* [Exercise objective]
Leave the pictures out and restate each entry below word for word.

Stored items:

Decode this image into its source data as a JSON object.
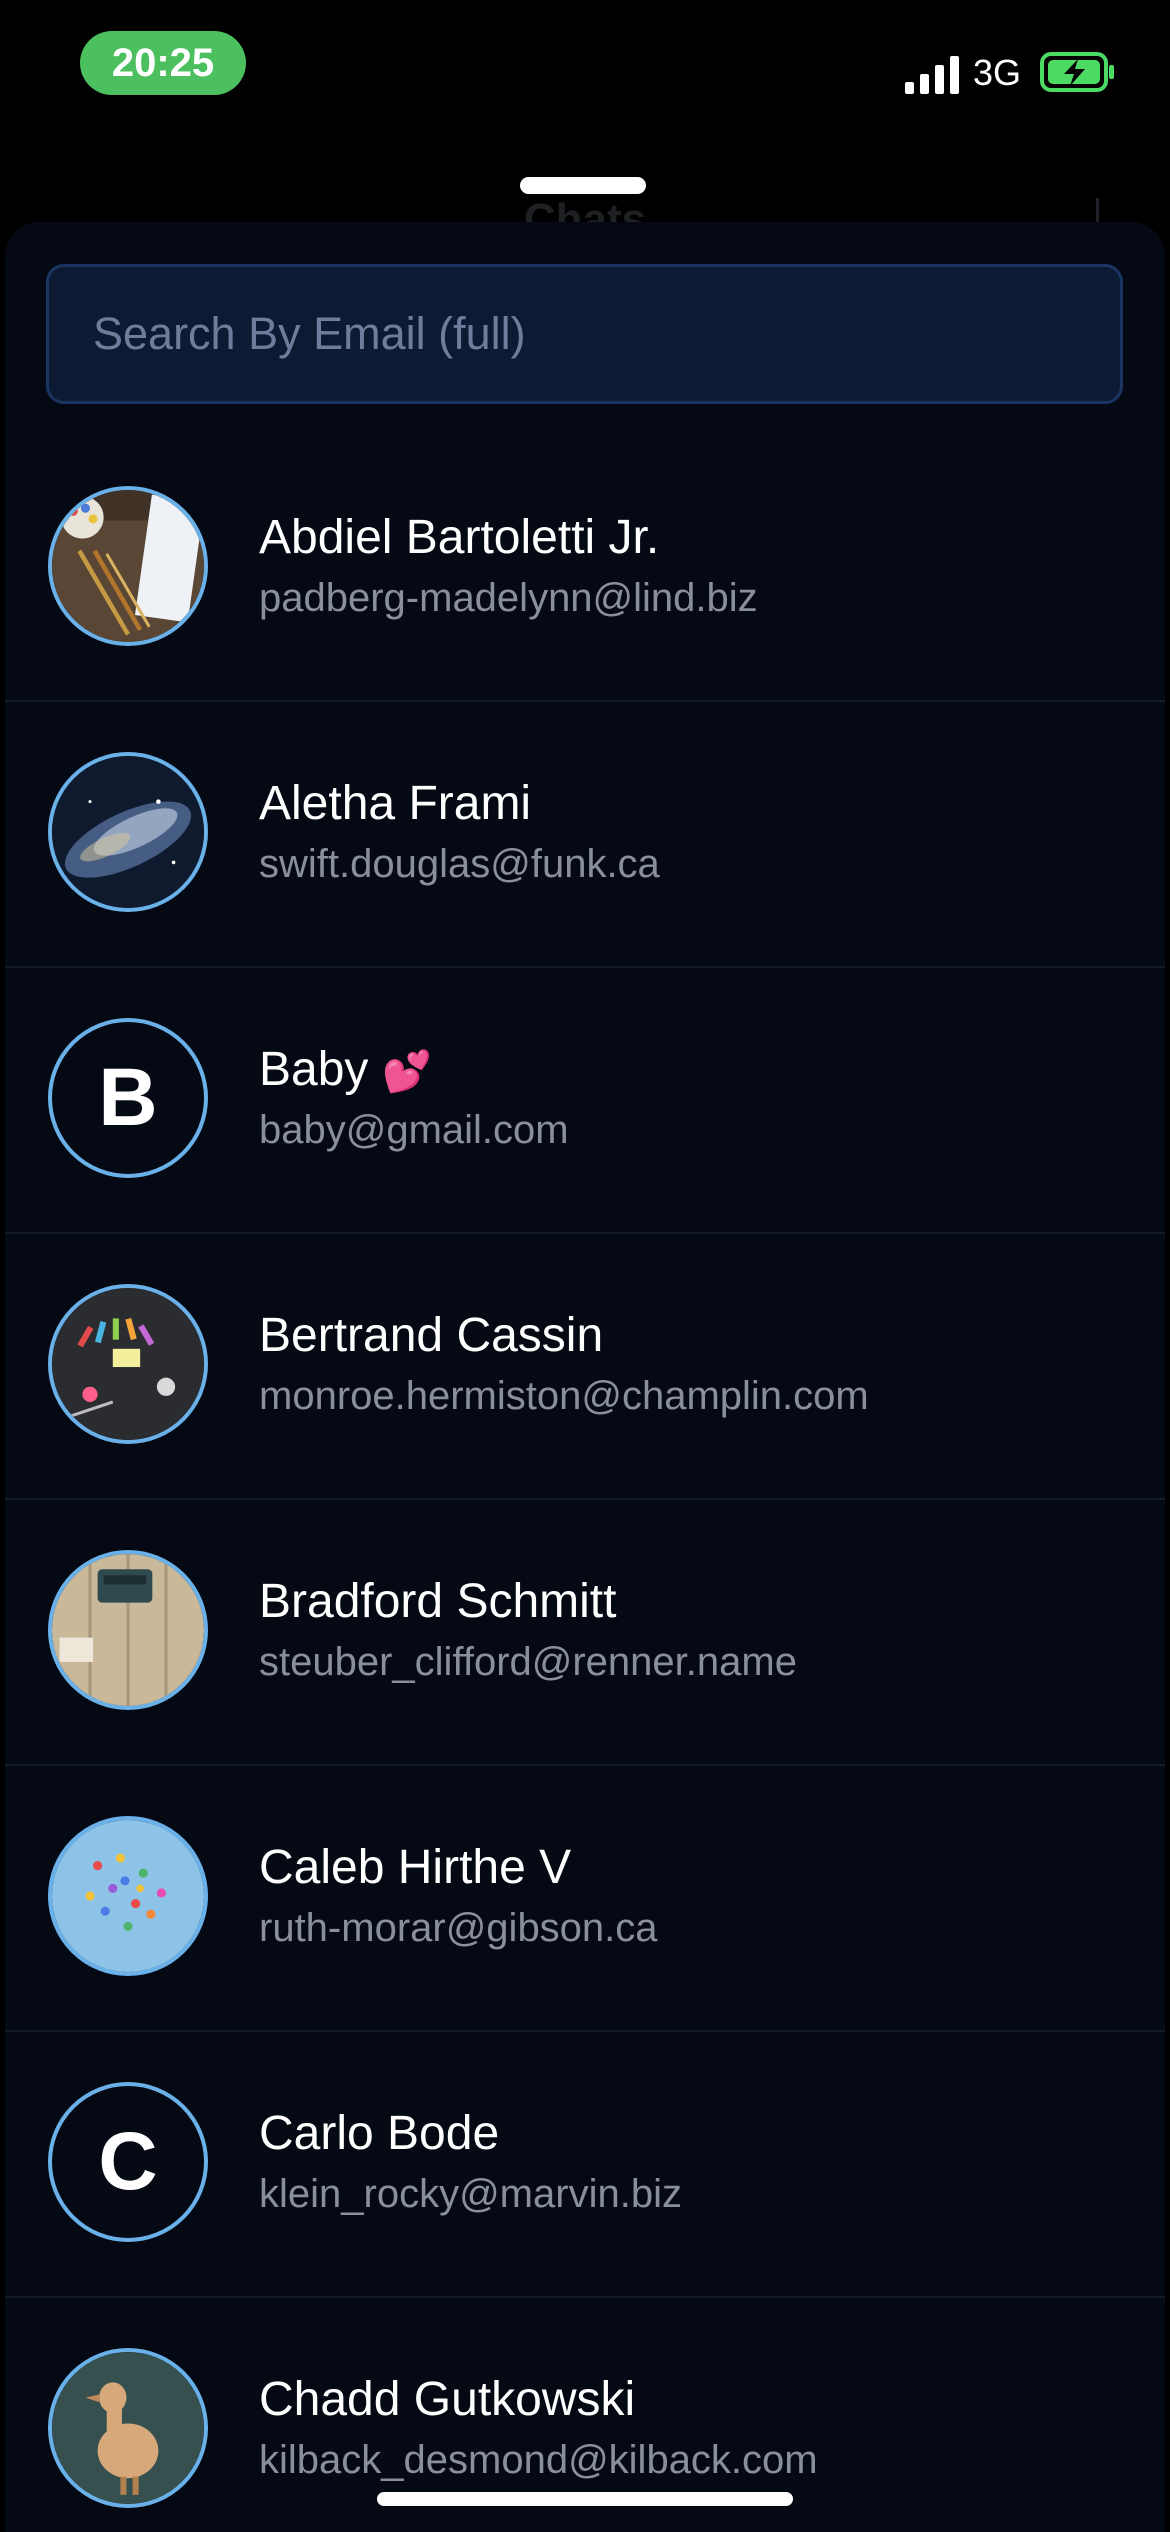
{
  "status_bar": {
    "time": "20:25",
    "network": "3G",
    "signal_icon": "signal-bars-icon",
    "battery_icon": "battery-charging-icon",
    "time_pill_color": "#4cc05f",
    "battery_color": "#4cd964"
  },
  "background_screen": {
    "title": "Chats"
  },
  "search": {
    "placeholder": "Search By Email (full)"
  },
  "contacts": [
    {
      "name": "Abdiel Bartoletti Jr.",
      "email": "padberg-madelynn@lind.biz",
      "avatar": "photo",
      "avatar_icon": "art-supplies-photo"
    },
    {
      "name": "Aletha Frami",
      "email": "swift.douglas@funk.ca",
      "avatar": "photo",
      "avatar_icon": "galaxy-photo"
    },
    {
      "name": "Baby",
      "emoji": "💕",
      "email": "baby@gmail.com",
      "avatar": "initial",
      "initial": "B"
    },
    {
      "name": "Bertrand Cassin",
      "email": "monroe.hermiston@champlin.com",
      "avatar": "photo",
      "avatar_icon": "desk-tools-photo"
    },
    {
      "name": "Bradford Schmitt",
      "email": "steuber_clifford@renner.name",
      "avatar": "photo",
      "avatar_icon": "typewriter-photo"
    },
    {
      "name": "Caleb Hirthe V",
      "email": "ruth-morar@gibson.ca",
      "avatar": "photo",
      "avatar_icon": "confetti-photo"
    },
    {
      "name": "Carlo Bode",
      "email": "klein_rocky@marvin.biz",
      "avatar": "initial",
      "initial": "C"
    },
    {
      "name": "Chadd Gutkowski",
      "email": "kilback_desmond@kilback.com",
      "avatar": "photo",
      "avatar_icon": "wooden-duck-photo"
    }
  ],
  "colors": {
    "sheet_background": "#050914",
    "avatar_ring": "#6ab1ea",
    "search_background": "#0c1a33",
    "search_border": "#1b3563"
  }
}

* [Exercise response]
Decode this image into its source data as a JSON object.
{
  "status_bar": {
    "time": "20:25",
    "network": "3G",
    "signal_icon": "signal-bars-icon",
    "battery_icon": "battery-charging-icon",
    "time_pill_color": "#4cc05f",
    "battery_color": "#4cd964"
  },
  "background_screen": {
    "title": "Chats"
  },
  "search": {
    "placeholder": "Search By Email (full)"
  },
  "contacts": [
    {
      "name": "Abdiel Bartoletti Jr.",
      "email": "padberg-madelynn@lind.biz",
      "avatar": "photo",
      "avatar_icon": "art-supplies-photo"
    },
    {
      "name": "Aletha Frami",
      "email": "swift.douglas@funk.ca",
      "avatar": "photo",
      "avatar_icon": "galaxy-photo"
    },
    {
      "name": "Baby",
      "emoji": "💕",
      "email": "baby@gmail.com",
      "avatar": "initial",
      "initial": "B"
    },
    {
      "name": "Bertrand Cassin",
      "email": "monroe.hermiston@champlin.com",
      "avatar": "photo",
      "avatar_icon": "desk-tools-photo"
    },
    {
      "name": "Bradford Schmitt",
      "email": "steuber_clifford@renner.name",
      "avatar": "photo",
      "avatar_icon": "typewriter-photo"
    },
    {
      "name": "Caleb Hirthe V",
      "email": "ruth-morar@gibson.ca",
      "avatar": "photo",
      "avatar_icon": "confetti-photo"
    },
    {
      "name": "Carlo Bode",
      "email": "klein_rocky@marvin.biz",
      "avatar": "initial",
      "initial": "C"
    },
    {
      "name": "Chadd Gutkowski",
      "email": "kilback_desmond@kilback.com",
      "avatar": "photo",
      "avatar_icon": "wooden-duck-photo"
    }
  ],
  "colors": {
    "sheet_background": "#050914",
    "avatar_ring": "#6ab1ea",
    "search_background": "#0c1a33",
    "search_border": "#1b3563"
  }
}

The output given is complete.